He and his team are creating the low-power, decentralized, asynchronous (each operation starts only after the preceding one is complete) system that can be outfitted with any number of sensors and deployed remotely. Although they'll power it with solar or wave action, the team figures their system could run six months on four AA batteries.

So what's special about the chips? They count. Think of a bunch of people standing next to each other. I start off as 0. I tell you 0; you turn around and find the next person and you say 1. That person says 2 to the next person. The message is being changed to keep the count.

"So this will blow your mind," Cenek said. "Do not think of these as sensors. Think of them as neurons in your brain; they work in a funny way."

He explained by asking us to be neurons. Cenek, as neuron, spots a bird; he passes the information on to another neuron, say Matt Devins, one of his undergraduate research assistants. If the message arrives while Devins is paying attention, he gets excited and fires off a message to Mike Mobley, another assistant. But if the information arrives outside Devins' attention span, Devins won't pass the information on to Mobley.

"This is one model of how the brain works," Cenek said. "It is called time-dependent neural spiking network. This is what I want to use to drive the intelligence of this network."

By that, he means he wants the system to be able to differentiate between "ham or spam," signal or noise.

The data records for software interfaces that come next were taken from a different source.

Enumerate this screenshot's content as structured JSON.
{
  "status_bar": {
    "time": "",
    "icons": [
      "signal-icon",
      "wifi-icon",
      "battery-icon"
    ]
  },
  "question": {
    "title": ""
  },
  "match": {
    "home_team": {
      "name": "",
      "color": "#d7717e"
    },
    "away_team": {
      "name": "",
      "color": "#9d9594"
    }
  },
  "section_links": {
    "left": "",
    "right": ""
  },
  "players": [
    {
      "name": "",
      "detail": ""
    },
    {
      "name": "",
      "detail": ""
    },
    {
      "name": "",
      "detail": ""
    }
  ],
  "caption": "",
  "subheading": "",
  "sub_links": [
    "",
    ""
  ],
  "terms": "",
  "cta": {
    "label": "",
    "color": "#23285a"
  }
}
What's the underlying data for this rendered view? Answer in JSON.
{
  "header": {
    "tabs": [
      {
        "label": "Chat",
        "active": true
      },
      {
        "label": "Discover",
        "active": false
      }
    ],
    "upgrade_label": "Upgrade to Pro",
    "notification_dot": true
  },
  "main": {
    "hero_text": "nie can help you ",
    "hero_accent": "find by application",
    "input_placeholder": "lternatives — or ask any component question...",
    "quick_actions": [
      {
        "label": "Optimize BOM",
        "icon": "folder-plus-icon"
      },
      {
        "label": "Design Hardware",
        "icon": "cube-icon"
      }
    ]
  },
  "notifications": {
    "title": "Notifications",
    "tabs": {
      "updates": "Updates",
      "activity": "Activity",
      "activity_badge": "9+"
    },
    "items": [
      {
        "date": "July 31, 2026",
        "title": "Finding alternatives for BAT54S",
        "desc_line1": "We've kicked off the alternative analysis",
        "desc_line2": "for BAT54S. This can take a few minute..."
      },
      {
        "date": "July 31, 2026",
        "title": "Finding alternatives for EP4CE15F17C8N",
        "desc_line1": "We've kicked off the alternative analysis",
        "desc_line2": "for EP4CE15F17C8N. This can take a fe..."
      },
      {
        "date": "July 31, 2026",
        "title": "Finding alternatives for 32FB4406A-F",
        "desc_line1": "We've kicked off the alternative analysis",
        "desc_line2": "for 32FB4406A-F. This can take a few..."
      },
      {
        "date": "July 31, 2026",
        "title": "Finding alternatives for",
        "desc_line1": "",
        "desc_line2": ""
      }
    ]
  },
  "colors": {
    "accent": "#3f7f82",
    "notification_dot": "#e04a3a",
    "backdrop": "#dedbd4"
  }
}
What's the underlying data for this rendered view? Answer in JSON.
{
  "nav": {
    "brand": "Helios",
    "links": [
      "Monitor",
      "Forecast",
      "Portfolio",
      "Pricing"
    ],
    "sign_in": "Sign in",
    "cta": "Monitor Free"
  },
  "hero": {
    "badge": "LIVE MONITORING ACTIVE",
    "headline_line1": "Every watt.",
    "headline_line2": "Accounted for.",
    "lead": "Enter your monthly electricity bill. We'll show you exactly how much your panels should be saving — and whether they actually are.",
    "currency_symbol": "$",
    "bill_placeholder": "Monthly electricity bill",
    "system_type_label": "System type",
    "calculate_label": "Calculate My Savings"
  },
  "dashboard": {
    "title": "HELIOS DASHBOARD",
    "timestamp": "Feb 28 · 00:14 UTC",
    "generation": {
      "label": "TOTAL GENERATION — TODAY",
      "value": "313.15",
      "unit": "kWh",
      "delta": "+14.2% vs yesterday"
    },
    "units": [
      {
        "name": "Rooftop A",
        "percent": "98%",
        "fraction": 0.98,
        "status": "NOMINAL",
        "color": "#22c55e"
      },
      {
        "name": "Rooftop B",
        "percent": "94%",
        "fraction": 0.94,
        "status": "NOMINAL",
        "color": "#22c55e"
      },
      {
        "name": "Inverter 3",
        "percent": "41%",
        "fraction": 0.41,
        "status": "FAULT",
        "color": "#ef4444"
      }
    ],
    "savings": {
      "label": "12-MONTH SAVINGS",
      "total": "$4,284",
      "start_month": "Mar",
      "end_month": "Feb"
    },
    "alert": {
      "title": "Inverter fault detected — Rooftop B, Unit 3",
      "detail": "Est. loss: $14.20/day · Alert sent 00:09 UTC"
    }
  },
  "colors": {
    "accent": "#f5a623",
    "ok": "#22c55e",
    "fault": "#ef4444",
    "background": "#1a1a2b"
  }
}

Sometimes, moving ice is just a seal.

But that's not easy. "There's a reason no one is doing this," Cenek said, and both research assistants jump in to explain.

"(The network of chips) are like all these people screaming in an auditorium, all in the same voice," Devins said.

"At the same pitch and tone," chimed in Mobley. "They kind of argue with one another and we get undesirable behavior, we miss data. So that's a been a big challenge."

Which is why Cenek has been borrowing paradigms from biology, from neurophysiology, "from whatever we can get our hands on just to make this intelligence work in a similar fashion as our brain works."

He made another point: This work is science, not engineering.

"As engineers, we'd just rig up some hack to get the job done. I would just spend more money and make some of these [chips] more powerful. But that would be skirting our problem. We have to do the low-level science because this has to function in an environment with no traditional infrastructure and supports."

Kathleen McCoy works for the University of Alaska Anchorage, where she writes about campus life for social and online media.